Give the number of lines in the data below where the word "logo" appears, and nothing besides.

*** Provided information Section Begins ***

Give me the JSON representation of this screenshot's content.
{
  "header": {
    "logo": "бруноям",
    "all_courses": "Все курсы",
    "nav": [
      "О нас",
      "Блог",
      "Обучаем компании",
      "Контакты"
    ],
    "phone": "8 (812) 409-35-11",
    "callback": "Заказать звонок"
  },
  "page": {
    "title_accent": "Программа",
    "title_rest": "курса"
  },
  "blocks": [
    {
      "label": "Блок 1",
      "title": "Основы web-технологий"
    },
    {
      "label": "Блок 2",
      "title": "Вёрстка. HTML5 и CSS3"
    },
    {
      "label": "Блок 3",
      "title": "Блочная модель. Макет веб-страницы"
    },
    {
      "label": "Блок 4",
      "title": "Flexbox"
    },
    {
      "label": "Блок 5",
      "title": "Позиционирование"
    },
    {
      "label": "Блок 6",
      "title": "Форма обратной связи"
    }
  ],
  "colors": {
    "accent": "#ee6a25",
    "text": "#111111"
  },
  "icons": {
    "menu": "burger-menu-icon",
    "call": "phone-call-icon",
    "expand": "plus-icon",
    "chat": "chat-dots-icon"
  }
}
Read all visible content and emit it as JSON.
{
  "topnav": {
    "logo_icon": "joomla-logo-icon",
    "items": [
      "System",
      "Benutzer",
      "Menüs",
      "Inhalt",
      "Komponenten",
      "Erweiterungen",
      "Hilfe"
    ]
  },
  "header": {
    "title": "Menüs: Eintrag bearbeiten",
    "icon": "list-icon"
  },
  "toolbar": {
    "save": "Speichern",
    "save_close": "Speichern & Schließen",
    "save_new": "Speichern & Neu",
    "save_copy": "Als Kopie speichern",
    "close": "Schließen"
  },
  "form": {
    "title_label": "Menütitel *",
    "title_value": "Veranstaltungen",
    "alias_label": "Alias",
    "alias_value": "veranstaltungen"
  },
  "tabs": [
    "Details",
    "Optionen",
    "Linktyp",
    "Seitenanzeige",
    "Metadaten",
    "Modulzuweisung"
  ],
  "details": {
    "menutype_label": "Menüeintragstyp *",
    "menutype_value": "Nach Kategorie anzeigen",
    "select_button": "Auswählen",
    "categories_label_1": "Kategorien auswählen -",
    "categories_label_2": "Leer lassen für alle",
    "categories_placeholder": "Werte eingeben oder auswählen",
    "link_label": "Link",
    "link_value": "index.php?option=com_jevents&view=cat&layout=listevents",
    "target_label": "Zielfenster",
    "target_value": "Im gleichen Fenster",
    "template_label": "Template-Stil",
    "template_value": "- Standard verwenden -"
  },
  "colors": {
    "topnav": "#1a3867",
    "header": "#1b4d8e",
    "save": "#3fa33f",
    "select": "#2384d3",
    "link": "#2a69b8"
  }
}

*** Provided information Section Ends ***

Result of this exercise: 2